Credit: Credit: Russian Helicopters
Tony Osborne London
Plans to produce helicopters in India and China indicate a new direction for Russian Helicopters as the state-owned manufacturer makes bigger strides to take on its Western rivals.
The consortium, 100% owned by Oboronprom, Russia's aerospace holding company, wants to open an assembly line for helicopters in India. The new facility would be a critical component in the push to win the Indian armed forces' requirement for 197 light multirole helicopters—a program in which the coaxial Kamov Ka-226 is competing. It would also provide a useful advantage as India's civil helicopter market begins to take shape.
Russian Helicopters signed an agreement on Dec. 26 with Elcom Systems Private Ltd., part of the Indian investment conglomerate SUN Group, to set up a new facility to build models from the Mi- and Ka- families of helicopters. The move is significant because until now Russian Helicopters has not built a single helicopter outside the Commonwealth of Independent States (CIS), instead operating from its facilities inside the Russian Federation.
But now, Russian Helicopters, under the leadership of CEO Dimitry Petrov, is taking a view similar to that of its Western rivals, Eurocopter and AgustaWestland, both of which have set up final assembly lines overseas to establish a greater foothold in the region.
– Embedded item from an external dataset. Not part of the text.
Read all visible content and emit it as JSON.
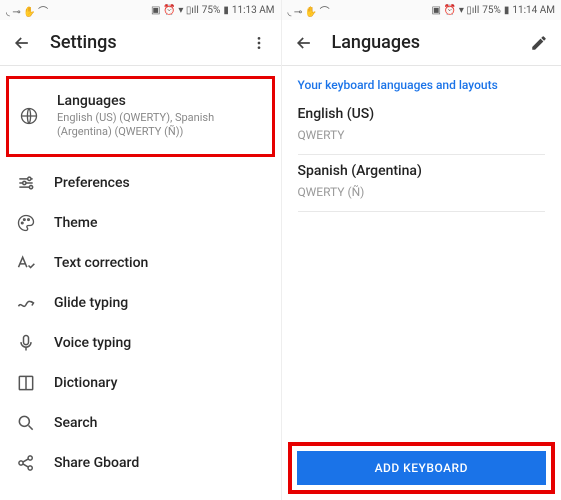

Russian Helicopters currently claims a 14% share of the military and civil market, but is keen to boost that figure as it introduces new products.
While it is recognized that ambitious fighter programs may deliver ground-breaking technologies, the local manufacture of helicopters, particularly for the commercial and parapublic market, can deliver useful skills and knowledge. The increased use of rotary-wing aircraft as air ambulances and for law enforcement also indicates improvements in a population's quality of life.
Russian Helicopters has so far provided only scant details on the India project. But it is likely to start with the production of components for the Ka-226 light helicopter before expanding to build and complete final assembly of the aircraft, as well as engage in ground and flight testing of the type and other models in the Russian Helicopters stable. The move comes following Russian President Vladimir's Putin's pledge to strengthen historically strong ties between his country and India, despite the fact that several significant defense programs have not all gone Moscow's way.
The two countries did, however, sign off on a significant contract to purchase new Sukhoi fighters and Mi-17 helicopters. Similar plans for helicopter production have also been discussed for China, another strong Russian Helicopters customer, which recently ordered 52 Ulan-Ude-built Mi-171s. In conjunction with Chinese manufacturer Avicopter, joint production of the Kamov Ka-32 model is being explored and work is pushing ahead on the development of a new heavy-lift helicopter—smaller than the 56-ton Mi-26 with a maximum takeoff weight of around 30-40 tons. It has been suggested that production of Ka-32s in China could begin in two years. A similar scheme discussed for Jordan in conjunction with Oboronprom back in 2006, also to build the Ka-226, has fallen by the wayside.